Records from a data source:
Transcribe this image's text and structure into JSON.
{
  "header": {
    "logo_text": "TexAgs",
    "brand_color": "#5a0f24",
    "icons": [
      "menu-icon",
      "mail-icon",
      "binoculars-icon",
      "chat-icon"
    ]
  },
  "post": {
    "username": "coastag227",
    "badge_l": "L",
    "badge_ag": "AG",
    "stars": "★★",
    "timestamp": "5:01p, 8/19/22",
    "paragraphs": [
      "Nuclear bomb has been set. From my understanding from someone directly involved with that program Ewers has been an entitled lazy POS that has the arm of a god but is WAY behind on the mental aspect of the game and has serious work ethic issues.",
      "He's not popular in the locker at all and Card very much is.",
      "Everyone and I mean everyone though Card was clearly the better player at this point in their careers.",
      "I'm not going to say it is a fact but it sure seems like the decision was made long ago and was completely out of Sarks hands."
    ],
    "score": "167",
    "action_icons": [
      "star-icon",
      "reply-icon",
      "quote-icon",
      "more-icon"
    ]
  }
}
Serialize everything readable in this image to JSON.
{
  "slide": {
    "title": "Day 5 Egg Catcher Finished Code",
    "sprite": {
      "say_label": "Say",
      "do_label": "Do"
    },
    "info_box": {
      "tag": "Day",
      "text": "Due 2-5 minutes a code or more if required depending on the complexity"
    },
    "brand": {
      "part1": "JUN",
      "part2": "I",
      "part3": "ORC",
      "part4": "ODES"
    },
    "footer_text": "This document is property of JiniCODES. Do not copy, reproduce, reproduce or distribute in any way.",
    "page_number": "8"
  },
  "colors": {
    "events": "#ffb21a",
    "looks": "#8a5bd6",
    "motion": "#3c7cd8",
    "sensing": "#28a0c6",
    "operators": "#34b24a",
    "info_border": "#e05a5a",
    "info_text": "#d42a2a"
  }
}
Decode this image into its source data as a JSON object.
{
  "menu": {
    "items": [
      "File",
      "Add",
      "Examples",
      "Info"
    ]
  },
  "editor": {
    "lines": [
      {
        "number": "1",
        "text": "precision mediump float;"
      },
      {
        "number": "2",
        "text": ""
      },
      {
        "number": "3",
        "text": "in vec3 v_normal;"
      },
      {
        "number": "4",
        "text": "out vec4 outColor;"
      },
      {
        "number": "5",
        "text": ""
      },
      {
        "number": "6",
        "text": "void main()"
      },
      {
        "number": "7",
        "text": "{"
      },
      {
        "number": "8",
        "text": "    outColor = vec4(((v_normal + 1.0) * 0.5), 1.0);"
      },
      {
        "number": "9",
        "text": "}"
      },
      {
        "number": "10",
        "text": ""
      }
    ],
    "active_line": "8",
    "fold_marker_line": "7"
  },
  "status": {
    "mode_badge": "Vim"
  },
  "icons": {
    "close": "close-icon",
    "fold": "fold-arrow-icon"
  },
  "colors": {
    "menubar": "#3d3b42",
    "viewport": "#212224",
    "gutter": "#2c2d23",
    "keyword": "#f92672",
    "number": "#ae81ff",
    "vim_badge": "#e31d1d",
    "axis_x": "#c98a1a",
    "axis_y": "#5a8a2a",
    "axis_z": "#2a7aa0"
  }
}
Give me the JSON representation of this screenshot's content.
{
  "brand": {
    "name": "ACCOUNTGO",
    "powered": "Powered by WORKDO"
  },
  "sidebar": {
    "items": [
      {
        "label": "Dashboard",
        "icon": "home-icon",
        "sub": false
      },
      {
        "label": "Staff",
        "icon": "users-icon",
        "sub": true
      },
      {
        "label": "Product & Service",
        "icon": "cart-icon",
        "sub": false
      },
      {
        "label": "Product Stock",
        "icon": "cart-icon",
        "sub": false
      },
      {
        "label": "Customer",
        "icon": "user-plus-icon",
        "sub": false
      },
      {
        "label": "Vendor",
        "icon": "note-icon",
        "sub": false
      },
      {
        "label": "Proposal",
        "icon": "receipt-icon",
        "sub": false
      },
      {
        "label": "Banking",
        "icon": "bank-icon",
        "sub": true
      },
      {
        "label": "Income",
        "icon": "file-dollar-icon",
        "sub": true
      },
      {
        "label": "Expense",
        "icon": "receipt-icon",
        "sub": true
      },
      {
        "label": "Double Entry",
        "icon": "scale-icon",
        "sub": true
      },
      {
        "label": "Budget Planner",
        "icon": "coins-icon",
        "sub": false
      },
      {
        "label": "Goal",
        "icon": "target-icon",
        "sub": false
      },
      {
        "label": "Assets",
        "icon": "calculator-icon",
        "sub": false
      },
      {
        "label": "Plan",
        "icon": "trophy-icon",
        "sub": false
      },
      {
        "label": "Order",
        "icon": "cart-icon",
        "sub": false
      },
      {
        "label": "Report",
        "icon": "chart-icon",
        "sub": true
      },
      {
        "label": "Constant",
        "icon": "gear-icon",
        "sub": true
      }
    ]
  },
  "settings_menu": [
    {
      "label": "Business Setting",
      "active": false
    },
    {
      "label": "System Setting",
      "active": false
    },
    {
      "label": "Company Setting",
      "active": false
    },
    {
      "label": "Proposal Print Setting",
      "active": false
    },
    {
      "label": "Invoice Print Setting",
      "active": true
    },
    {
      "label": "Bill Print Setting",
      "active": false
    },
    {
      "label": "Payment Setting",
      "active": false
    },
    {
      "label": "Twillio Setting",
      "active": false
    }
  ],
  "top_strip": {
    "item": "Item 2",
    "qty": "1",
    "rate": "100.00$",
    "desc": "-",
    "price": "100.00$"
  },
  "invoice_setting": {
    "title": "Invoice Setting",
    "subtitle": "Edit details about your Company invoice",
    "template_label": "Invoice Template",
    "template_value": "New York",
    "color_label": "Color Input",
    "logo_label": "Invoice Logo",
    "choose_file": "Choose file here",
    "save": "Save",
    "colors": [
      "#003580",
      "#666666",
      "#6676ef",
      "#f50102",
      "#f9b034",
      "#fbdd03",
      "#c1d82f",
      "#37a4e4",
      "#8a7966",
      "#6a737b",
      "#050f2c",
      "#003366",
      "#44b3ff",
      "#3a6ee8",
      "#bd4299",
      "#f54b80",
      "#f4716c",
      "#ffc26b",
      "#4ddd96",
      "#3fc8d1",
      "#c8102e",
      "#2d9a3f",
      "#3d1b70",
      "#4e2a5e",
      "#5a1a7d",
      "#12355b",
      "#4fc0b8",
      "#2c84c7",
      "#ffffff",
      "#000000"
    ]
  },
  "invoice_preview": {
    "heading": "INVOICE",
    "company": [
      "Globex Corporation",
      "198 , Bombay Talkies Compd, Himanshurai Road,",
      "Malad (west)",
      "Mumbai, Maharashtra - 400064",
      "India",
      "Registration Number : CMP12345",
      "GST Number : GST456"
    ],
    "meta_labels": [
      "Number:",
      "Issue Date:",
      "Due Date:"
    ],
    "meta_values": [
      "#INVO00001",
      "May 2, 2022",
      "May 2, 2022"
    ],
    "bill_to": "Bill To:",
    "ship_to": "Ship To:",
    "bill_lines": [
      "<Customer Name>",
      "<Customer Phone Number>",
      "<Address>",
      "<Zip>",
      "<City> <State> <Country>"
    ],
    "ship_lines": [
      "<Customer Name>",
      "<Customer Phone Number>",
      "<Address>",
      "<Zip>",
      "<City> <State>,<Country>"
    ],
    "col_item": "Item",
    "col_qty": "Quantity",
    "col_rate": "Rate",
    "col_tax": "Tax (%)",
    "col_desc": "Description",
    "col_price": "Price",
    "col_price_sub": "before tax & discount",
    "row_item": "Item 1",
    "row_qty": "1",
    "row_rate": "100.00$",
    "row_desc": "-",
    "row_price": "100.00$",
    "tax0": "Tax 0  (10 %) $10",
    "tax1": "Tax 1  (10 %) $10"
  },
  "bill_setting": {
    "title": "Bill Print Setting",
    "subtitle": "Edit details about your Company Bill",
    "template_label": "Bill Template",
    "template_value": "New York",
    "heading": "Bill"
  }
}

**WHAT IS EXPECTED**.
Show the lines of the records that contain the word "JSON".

**ANSWER**.
Transcribe this image's text and structure into JSON.
Serialize everything readable in this image to JSON.
Decode this image into its source data as a JSON object.
Give me the JSON representation of this screenshot's content.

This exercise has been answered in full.